She stood there, devastated, numb. People began to step around her, an obstacle in their path.

Naomi Zacharias, who retells this story in her book The Scent of Water: Grace for Every Kind of Broken, imagines people saying, “Don’t you know that God hates divorce?” and Athena answering, “I know. So do I. Possibly even more than you.” It had been so hard for her to come to church that day. And now, driving a knife into her already anguished heart, the church says she is no longer worthy to come to Christ.

As the priest finished giving the sacrament, he slowly stepped back to the altar. conversation around Bibles Athena was still standing where he had left her. Then she cried out against those who had not listened to the words of Christ but transformed his message into a stone building: “Christ said, ‘Come unto me all ye that labor and are heavy laden, and I will give you rest.’ Well, I’m heavy laden, and they won’t let me come to him.” She turned and left the church, tears streaming down her face, her baby crying.

Years later the priest cannot forget her face, the forlorn look in her eyes, and the poignancy of those words of Christ. He now says, “I like to imagine that when she left the church, Athena met Jesus. Weeping and confused, she would have thrown herself into his arms.” And surely Jesus took her broken heart and held it carefully, gently.
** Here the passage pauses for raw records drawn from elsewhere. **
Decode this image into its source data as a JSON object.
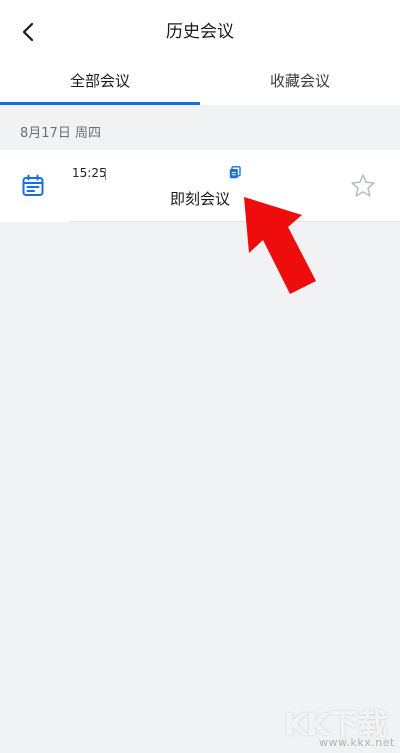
{
  "header": {
    "title": "历史会议"
  },
  "tabs": [
    {
      "label": "全部会议",
      "active": true
    },
    {
      "label": "收藏会议",
      "active": false
    }
  ],
  "date_group": {
    "label": "8月17日  周四"
  },
  "meeting": {
    "time": "15:25",
    "name": "即刻会议",
    "starred": false
  },
  "watermark": {
    "logo": "KK下载",
    "url": "www.kkx.net"
  },
  "colors": {
    "accent": "#1a6fe0",
    "annotation_arrow": "#ee0c0c",
    "background": "#f1f2f4"
  },
  "icons": {
    "back": "chevron-left-icon",
    "calendar": "calendar-icon",
    "copy": "copy-icon",
    "star": "star-outline-icon"
  }
}
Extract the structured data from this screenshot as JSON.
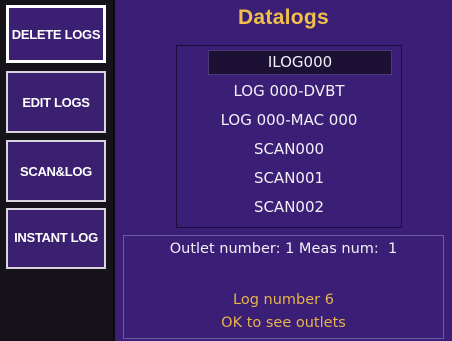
{
  "sidebar": {
    "buttons": [
      {
        "label": "DELETE LOGS"
      },
      {
        "label": "EDIT LOGS"
      },
      {
        "label": "SCAN&LOG"
      },
      {
        "label": "INSTANT LOG"
      }
    ]
  },
  "main": {
    "title": "Datalogs",
    "logs": [
      "ILOG000",
      "LOG 000-DVBT",
      "LOG 000-MAC 000",
      "SCAN000",
      "SCAN001",
      "SCAN002"
    ],
    "selected_index": 0,
    "info": {
      "outlet_line": "Outlet number: 1 Meas num:  1",
      "log_number": "Log number 6",
      "hint": "OK to see outlets"
    }
  },
  "colors": {
    "panel_bg": "#3b1e76",
    "title": "#f0c04a",
    "hint_text": "#e7b34a",
    "button_bg": "#3b2070"
  }
}
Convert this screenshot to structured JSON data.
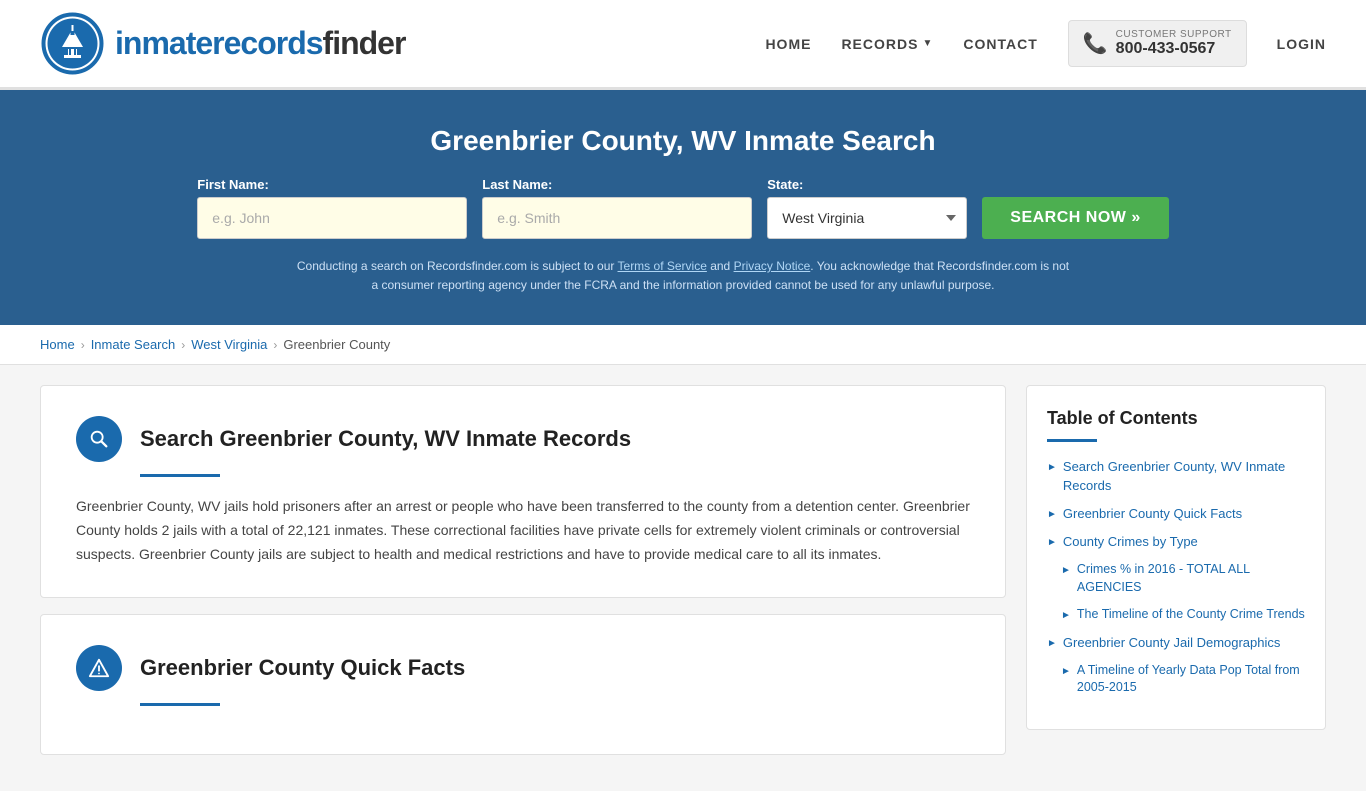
{
  "header": {
    "logo_text_normal": "inmaterecords",
    "logo_text_bold": "finder",
    "nav": {
      "home": "HOME",
      "records": "RECORDS",
      "contact": "CONTACT",
      "login": "LOGIN"
    },
    "support": {
      "label": "CUSTOMER SUPPORT",
      "phone": "800-433-0567"
    }
  },
  "hero": {
    "title": "Greenbrier County, WV Inmate Search",
    "first_name_label": "First Name:",
    "first_name_placeholder": "e.g. John",
    "last_name_label": "Last Name:",
    "last_name_placeholder": "e.g. Smith",
    "state_label": "State:",
    "state_value": "West Virginia",
    "search_button": "SEARCH NOW »",
    "legal_text_1": "Conducting a search on Recordsfinder.com is subject to our ",
    "tos_link": "Terms of Service",
    "legal_and": " and ",
    "privacy_link": "Privacy Notice",
    "legal_text_2": ". You acknowledge that Recordsfinder.com is not a consumer reporting agency under the FCRA and the information provided cannot be used for any unlawful purpose."
  },
  "breadcrumb": {
    "home": "Home",
    "inmate_search": "Inmate Search",
    "west_virginia": "West Virginia",
    "greenbrier_county": "Greenbrier County"
  },
  "main": {
    "section1": {
      "title": "Search Greenbrier County, WV Inmate Records",
      "body": "Greenbrier County, WV jails hold prisoners after an arrest or people who have been transferred to the county from a detention center. Greenbrier County holds 2 jails with a total of 22,121 inmates. These correctional facilities have private cells for extremely violent criminals or controversial suspects. Greenbrier County jails are subject to health and medical restrictions and have to provide medical care to all its inmates."
    },
    "section2": {
      "title": "Greenbrier County Quick Facts"
    }
  },
  "toc": {
    "title": "Table of Contents",
    "items": [
      {
        "label": "Search Greenbrier County, WV Inmate Records",
        "level": 1
      },
      {
        "label": "Greenbrier County Quick Facts",
        "level": 1
      },
      {
        "label": "County Crimes by Type",
        "level": 1
      },
      {
        "label": "Crimes % in 2016 - TOTAL ALL AGENCIES",
        "level": 2
      },
      {
        "label": "The Timeline of the County Crime Trends",
        "level": 2
      },
      {
        "label": "Greenbrier County Jail Demographics",
        "level": 1
      },
      {
        "label": "A Timeline of Yearly Data Pop Total from 2005-2015",
        "level": 2
      }
    ]
  }
}
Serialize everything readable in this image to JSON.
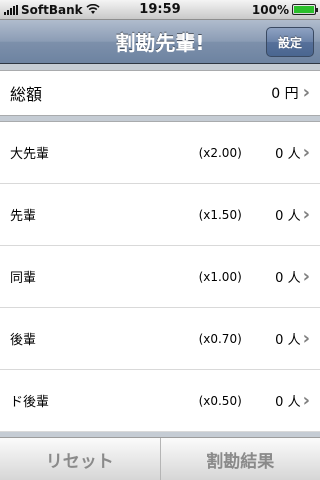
{
  "status_bar": {
    "carrier": "SoftBank",
    "time": "19:59",
    "battery": "100%",
    "battery_level": 1.0
  },
  "nav": {
    "title": "割勘先輩!",
    "settings_label": "設定"
  },
  "total": {
    "label": "総額",
    "value": "0 円"
  },
  "rows": [
    {
      "label": "大先輩",
      "multiplier": "(x2.00)",
      "count": "0 人"
    },
    {
      "label": "先輩",
      "multiplier": "(x1.50)",
      "count": "0 人"
    },
    {
      "label": "同輩",
      "multiplier": "(x1.00)",
      "count": "0 人"
    },
    {
      "label": "後輩",
      "multiplier": "(x0.70)",
      "count": "0 人"
    },
    {
      "label": "ド後輩",
      "multiplier": "(x0.50)",
      "count": "0 人"
    }
  ],
  "toolbar": {
    "reset_label": "リセット",
    "result_label": "割勘結果"
  },
  "icons": {
    "signal": "signal-bars-icon",
    "wifi": "wifi-icon",
    "battery": "battery-icon",
    "chevron": "chevron-right-icon"
  }
}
It comes to me that this is what we as a church are to do: speak the truth about sin, making clear the direction toward which the wisdom of God nudges us sinners; and welcome with great patience and gracious compassion any sinner who wants to come to Jesus.

Doing both is hard. But we must try with all our heart.

Wired to share good things that happen

What is the best thing that happened to you last month?

Maybe a thrilling game. Or a great beach or park discovered on vacation. Or a new favorite book and author. Maybe you received a commendation at work. my daughter and husband and grandson Miles Maybe you became a grandfather and got to hold a new grandson a couple hours last week. (Top that!)

Another question. Did you tell anyone about it?

Odds are, you did. An old marketing adage says we tell several others when we have a great experience with a new product. A recent study says that we tell 7.44 people, to be exact. I definitely told many about little Miles the last couple weeks!

James Choung, a favorite author of mine, observes in an Outreach article that it’s as if we are wired to share positive news. In the retelling, we re­experience the wonderful moments and also have the fun of spreading those good vibrations around.

Now another question. As a church, do we or do we not have good news to share? Do we know about the greatest expression of love in the universe? The best hope for humanity?

Yet many of us find ourselves hesitant or plain resistant when it comes to sharing this Good News. Perhaps we worry that the other person won’t receive it as good news. But maybe they will! If it’s our story, most persons will listen with interest.

Or perhaps we are unsure that the church’s good news is true. Many of us have doubts that surface from time to time. I invite you to share any doubts with me. Let’s talk! I’m sure that we as a church still get some individual doctrines wrong. But I’m sure the overall message of our Christian faith is true. I have seen so many ways that our faith helps us

give dignity and respect to every human being we meet,

be good neighbors—ones who can replace selfishness with caring, and

inspire bad neighbors to become good.

How can anything so wise and able to make the world a better place not have some truth worth retelling?!